EDWARD FIELD, POET, AGED 83
Edward Field was raised on Long Island and came to New York City after serving as a navigator in the Army Air Corps in World War II. He has published eight books of poetry, including “Frieze for a Temple of Love” and “Counting Myself Lucky.”
“Bohemian” was an adjective, not a noun in the 1950s. It was people working on creative things, who wanted to fulfill themselves and fuck bourgeoisie ambition, and not to follow the standard course laid out for you by conventional society. Success was not your goal. If it happened, you tried to keep your integrity. One of the main principles of bohemian culture was sexual liberation.
I had poems published from the 1940s, but I didn’t get a book published until 1963. I never had money success, unless money success was having enough money to live on, which I did. That is remarkable in itself.
The main thing was that you had to earn money for your analyst. Whatever it was, it was more than I could afford. If it was $25 a session, it was a week’s salary.
Bohemian life in the West Village ended in the mid-1970s with gentrification. The Village became unlivable. The whole tradition grounded in one area became unavailable to young artists. In a sense, when the mother country died, it was a diaspora. Sexual freedom had already spread around the country, even gay liberation. The one thing that didn’t spread was the leftist political radicalism.

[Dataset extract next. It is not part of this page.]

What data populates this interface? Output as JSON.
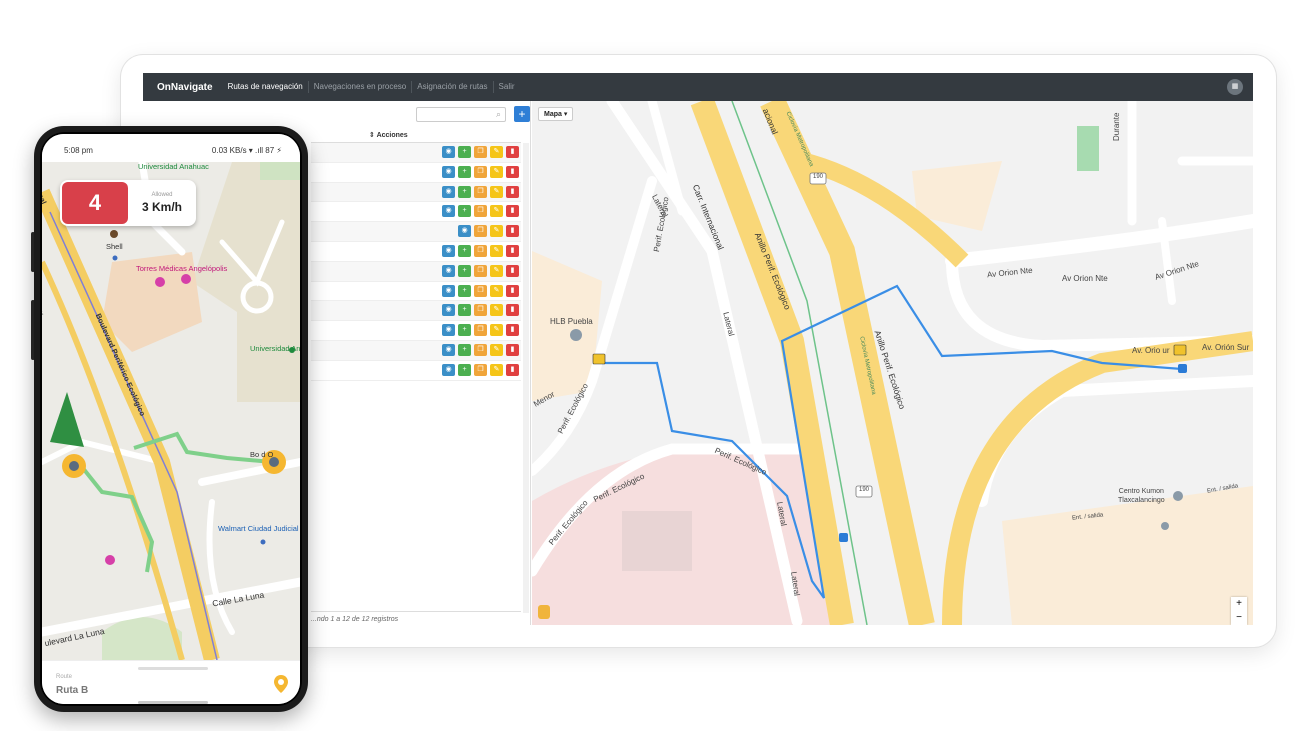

I came to Westbeth in 1971. Neil moved in in 1976. At the beginning, Westbeth was open to the world. Now it is an island in the West Village. There are still all the old lefties here. The young people and the old people have very little to do with each other. The young people in Westbeth just see it as housing. They are not from the old Village. They are trying to make it.